Dataset rows for apps and sites:
------------------------------------------------
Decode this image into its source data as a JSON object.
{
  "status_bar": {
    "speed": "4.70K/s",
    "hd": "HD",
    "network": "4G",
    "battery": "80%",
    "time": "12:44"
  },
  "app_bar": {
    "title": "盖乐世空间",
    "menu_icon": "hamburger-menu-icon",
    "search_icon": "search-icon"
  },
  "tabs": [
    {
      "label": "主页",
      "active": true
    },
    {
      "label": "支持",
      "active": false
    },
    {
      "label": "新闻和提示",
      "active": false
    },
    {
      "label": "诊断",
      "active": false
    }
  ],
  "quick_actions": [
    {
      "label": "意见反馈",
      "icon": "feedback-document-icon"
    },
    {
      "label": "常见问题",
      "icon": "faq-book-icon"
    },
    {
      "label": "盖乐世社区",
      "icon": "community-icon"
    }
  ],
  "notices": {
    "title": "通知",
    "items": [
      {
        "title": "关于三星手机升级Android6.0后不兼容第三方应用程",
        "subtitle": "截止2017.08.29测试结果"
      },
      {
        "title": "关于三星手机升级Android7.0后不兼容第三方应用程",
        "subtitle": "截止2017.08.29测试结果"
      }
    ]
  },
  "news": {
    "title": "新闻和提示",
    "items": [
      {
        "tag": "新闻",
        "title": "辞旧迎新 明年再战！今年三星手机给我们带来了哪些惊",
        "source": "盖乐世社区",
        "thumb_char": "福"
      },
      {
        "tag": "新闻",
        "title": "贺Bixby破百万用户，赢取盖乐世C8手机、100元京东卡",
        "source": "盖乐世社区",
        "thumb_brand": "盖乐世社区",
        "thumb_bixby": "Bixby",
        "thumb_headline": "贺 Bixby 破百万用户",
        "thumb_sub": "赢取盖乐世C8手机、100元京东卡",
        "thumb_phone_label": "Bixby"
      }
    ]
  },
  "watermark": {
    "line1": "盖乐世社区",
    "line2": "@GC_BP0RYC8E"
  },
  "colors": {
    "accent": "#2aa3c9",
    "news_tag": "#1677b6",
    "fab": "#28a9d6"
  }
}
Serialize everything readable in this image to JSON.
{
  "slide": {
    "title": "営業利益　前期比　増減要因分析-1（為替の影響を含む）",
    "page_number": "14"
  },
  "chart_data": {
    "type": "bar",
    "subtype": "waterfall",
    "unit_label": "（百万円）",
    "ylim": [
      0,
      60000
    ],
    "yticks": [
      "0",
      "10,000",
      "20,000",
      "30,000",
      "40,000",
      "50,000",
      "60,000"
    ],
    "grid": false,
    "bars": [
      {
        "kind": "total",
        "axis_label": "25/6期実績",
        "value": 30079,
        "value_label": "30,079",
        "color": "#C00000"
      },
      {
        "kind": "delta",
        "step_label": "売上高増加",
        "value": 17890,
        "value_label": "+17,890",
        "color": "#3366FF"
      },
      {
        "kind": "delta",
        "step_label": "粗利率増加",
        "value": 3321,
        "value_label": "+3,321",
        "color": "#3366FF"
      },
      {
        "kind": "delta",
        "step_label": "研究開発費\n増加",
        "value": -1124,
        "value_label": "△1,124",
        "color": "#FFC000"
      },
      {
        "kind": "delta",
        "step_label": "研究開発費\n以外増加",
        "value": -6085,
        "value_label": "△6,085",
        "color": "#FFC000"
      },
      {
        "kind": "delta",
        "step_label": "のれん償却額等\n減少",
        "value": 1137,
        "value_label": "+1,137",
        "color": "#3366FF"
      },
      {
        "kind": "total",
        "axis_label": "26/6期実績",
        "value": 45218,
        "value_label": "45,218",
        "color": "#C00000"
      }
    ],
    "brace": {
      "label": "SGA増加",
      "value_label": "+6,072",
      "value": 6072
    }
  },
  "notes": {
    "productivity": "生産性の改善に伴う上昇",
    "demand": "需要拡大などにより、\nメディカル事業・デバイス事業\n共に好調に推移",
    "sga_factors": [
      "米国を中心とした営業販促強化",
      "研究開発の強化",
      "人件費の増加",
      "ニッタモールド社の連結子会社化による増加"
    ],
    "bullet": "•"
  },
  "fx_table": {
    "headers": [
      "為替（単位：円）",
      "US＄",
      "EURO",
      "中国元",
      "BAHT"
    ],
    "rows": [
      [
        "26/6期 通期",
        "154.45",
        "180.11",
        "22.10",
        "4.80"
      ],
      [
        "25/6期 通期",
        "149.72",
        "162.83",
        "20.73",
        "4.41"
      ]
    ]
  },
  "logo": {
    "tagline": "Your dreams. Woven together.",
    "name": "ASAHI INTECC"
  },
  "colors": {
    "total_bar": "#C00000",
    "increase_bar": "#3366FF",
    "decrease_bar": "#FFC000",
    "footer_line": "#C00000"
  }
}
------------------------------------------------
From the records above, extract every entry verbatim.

Decode this image into its source data as a JSON object.
{
  "status_bar": {
    "speed": "4.70K/s",
    "hd": "HD",
    "network": "4G",
    "battery": "80%",
    "time": "12:44"
  },
  "app_bar": {
    "title": "盖乐世空间",
    "menu_icon": "hamburger-menu-icon",
    "search_icon": "search-icon"
  },
  "tabs": [
    {
      "label": "主页",
      "active": true
    },
    {
      "label": "支持",
      "active": false
    },
    {
      "label": "新闻和提示",
      "active": false
    },
    {
      "label": "诊断",
      "active": false
    }
  ],
  "quick_actions": [
    {
      "label": "意见反馈",
      "icon": "feedback-document-icon"
    },
    {
      "label": "常见问题",
      "icon": "faq-book-icon"
    },
    {
      "label": "盖乐世社区",
      "icon": "community-icon"
    }
  ],
  "notices": {
    "title": "通知",
    "items": [
      {
        "title": "关于三星手机升级Android6.0后不兼容第三方应用程",
        "subtitle": "截止2017.08.29测试结果"
      },
      {
        "title": "关于三星手机升级Android7.0后不兼容第三方应用程",
        "subtitle": "截止2017.08.29测试结果"
      }
    ]
  },
  "news": {
    "title": "新闻和提示",
    "items": [
      {
        "tag": "新闻",
        "title": "辞旧迎新 明年再战！今年三星手机给我们带来了哪些惊",
        "source": "盖乐世社区",
        "thumb_char": "福"
      },
      {
        "tag": "新闻",
        "title": "贺Bixby破百万用户，赢取盖乐世C8手机、100元京东卡",
        "source": "盖乐世社区",
        "thumb_brand": "盖乐世社区",
        "thumb_bixby": "Bixby",
        "thumb_headline": "贺 Bixby 破百万用户",
        "thumb_sub": "赢取盖乐世C8手机、100元京东卡",
        "thumb_phone_label": "Bixby"
      }
    ]
  },
  "watermark": {
    "line1": "盖乐世社区",
    "line2": "@GC_BP0RYC8E"
  },
  "colors": {
    "accent": "#2aa3c9",
    "news_tag": "#1677b6",
    "fab": "#28a9d6"
  }
}
Serialize everything readable in this image to JSON.
{
  "slide": {
    "title": "営業利益　前期比　増減要因分析-1（為替の影響を含む）",
    "page_number": "14"
  },
  "chart_data": {
    "type": "bar",
    "subtype": "waterfall",
    "unit_label": "（百万円）",
    "ylim": [
      0,
      60000
    ],
    "yticks": [
      "0",
      "10,000",
      "20,000",
      "30,000",
      "40,000",
      "50,000",
      "60,000"
    ],
    "grid": false,
    "bars": [
      {
        "kind": "total",
        "axis_label": "25/6期実績",
        "value": 30079,
        "value_label": "30,079",
        "color": "#C00000"
      },
      {
        "kind": "delta",
        "step_label": "売上高増加",
        "value": 17890,
        "value_label": "+17,890",
        "color": "#3366FF"
      },
      {
        "kind": "delta",
        "step_label": "粗利率増加",
        "value": 3321,
        "value_label": "+3,321",
        "color": "#3366FF"
      },
      {
        "kind": "delta",
        "step_label": "研究開発費\n増加",
        "value": -1124,
        "value_label": "△1,124",
        "color": "#FFC000"
      },
      {
        "kind": "delta",
        "step_label": "研究開発費\n以外増加",
        "value": -6085,
        "value_label": "△6,085",
        "color": "#FFC000"
      },
      {
        "kind": "delta",
        "step_label": "のれん償却額等\n減少",
        "value": 1137,
        "value_label": "+1,137",
        "color": "#3366FF"
      },
      {
        "kind": "total",
        "axis_label": "26/6期実績",
        "value": 45218,
        "value_label": "45,218",
        "color": "#C00000"
      }
    ],
    "brace": {
      "label": "SGA増加",
      "value_label": "+6,072",
      "value": 6072
    }
  },
  "notes": {
    "productivity": "生産性の改善に伴う上昇",
    "demand": "需要拡大などにより、\nメディカル事業・デバイス事業\n共に好調に推移",
    "sga_factors": [
      "米国を中心とした営業販促強化",
      "研究開発の強化",
      "人件費の増加",
      "ニッタモールド社の連結子会社化による増加"
    ],
    "bullet": "•"
  },
  "fx_table": {
    "headers": [
      "為替（単位：円）",
      "US＄",
      "EURO",
      "中国元",
      "BAHT"
    ],
    "rows": [
      [
        "26/6期 通期",
        "154.45",
        "180.11",
        "22.10",
        "4.80"
      ],
      [
        "25/6期 通期",
        "149.72",
        "162.83",
        "20.73",
        "4.41"
      ]
    ]
  },
  "logo": {
    "tagline": "Your dreams. Woven together.",
    "name": "ASAHI INTECC"
  },
  "colors": {
    "total_bar": "#C00000",
    "increase_bar": "#3366FF",
    "decrease_bar": "#FFC000",
    "footer_line": "#C00000"
  }
}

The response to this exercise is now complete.